[[ Supplied records open ]]

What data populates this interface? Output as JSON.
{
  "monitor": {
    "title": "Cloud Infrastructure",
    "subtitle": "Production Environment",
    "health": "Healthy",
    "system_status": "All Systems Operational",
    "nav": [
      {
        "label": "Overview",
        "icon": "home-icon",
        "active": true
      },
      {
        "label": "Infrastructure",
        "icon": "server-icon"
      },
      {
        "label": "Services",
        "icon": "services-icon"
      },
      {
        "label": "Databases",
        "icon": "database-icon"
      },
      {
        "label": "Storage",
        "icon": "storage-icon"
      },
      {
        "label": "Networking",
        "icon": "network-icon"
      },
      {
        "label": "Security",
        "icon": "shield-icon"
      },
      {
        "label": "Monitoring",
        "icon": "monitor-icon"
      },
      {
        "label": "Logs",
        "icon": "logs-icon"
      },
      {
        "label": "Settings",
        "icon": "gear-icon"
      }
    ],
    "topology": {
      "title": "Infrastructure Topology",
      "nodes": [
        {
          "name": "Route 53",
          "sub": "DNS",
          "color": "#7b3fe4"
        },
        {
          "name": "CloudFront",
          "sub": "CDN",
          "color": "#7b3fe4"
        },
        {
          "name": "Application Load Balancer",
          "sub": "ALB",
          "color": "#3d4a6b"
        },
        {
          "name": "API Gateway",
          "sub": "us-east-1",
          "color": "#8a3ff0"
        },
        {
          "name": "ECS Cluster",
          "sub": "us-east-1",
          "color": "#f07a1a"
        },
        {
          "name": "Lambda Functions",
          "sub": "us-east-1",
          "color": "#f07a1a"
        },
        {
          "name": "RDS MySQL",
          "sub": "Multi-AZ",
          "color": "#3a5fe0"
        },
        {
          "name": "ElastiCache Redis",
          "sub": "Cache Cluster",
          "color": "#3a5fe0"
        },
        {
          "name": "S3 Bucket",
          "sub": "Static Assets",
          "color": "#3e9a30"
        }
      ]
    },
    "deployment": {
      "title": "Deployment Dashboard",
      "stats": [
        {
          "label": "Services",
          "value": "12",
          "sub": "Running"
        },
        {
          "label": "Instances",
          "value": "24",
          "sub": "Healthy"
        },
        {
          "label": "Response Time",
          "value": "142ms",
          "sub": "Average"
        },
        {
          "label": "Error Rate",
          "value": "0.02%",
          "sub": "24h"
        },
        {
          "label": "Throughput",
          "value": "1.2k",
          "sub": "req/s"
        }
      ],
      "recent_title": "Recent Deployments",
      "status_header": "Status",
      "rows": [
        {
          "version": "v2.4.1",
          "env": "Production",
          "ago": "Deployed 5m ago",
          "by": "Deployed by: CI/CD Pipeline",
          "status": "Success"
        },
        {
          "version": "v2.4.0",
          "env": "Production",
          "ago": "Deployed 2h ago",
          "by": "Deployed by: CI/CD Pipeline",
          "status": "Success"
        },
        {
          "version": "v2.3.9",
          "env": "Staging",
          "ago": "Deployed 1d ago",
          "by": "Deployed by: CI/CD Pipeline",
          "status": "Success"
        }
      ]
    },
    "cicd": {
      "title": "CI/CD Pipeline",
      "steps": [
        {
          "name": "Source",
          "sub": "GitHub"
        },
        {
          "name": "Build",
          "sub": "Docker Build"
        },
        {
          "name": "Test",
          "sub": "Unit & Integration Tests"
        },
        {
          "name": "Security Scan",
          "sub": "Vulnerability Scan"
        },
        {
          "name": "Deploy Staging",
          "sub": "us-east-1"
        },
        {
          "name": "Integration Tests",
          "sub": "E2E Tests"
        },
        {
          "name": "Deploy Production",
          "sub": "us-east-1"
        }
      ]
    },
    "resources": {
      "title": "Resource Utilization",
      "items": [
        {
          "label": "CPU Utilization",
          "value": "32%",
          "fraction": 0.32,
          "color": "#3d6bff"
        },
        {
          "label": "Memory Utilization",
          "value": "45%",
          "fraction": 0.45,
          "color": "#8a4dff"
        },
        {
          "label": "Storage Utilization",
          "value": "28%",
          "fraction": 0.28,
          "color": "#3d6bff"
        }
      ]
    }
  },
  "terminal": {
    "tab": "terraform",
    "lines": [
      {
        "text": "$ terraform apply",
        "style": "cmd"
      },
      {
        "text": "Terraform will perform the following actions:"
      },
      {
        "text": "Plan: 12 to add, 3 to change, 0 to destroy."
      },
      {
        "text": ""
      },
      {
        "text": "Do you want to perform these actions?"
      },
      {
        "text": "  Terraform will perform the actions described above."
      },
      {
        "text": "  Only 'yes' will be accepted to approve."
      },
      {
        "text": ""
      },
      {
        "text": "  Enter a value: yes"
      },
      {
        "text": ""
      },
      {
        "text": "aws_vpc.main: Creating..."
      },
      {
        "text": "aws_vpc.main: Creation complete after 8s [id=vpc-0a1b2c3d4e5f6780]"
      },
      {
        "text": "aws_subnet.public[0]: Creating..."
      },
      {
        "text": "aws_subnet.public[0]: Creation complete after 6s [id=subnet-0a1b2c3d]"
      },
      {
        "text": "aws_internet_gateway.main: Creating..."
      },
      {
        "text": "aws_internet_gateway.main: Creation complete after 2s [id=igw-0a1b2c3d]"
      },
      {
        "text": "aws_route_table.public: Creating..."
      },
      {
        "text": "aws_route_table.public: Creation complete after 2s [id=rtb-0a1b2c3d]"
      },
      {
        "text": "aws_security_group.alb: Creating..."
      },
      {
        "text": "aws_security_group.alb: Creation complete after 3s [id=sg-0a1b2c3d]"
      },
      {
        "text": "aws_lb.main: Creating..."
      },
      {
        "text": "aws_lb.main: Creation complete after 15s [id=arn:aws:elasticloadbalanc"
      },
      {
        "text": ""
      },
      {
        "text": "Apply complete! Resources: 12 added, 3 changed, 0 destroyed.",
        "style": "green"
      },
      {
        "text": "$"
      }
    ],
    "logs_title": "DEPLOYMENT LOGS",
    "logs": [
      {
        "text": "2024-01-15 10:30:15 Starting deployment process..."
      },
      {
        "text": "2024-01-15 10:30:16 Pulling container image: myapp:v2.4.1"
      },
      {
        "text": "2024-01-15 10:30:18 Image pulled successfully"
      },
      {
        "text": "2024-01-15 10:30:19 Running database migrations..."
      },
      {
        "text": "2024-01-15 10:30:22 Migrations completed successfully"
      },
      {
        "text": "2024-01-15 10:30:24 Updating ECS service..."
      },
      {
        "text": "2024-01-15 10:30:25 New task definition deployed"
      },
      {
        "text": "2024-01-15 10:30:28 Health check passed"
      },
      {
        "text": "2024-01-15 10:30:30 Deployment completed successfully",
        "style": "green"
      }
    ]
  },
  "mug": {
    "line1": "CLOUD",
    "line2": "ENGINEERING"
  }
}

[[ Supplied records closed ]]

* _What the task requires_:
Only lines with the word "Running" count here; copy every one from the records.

* _Task result_:
          "sub": "Running"
        "text": "2024-01-15 10:30:19 Running database migrations..."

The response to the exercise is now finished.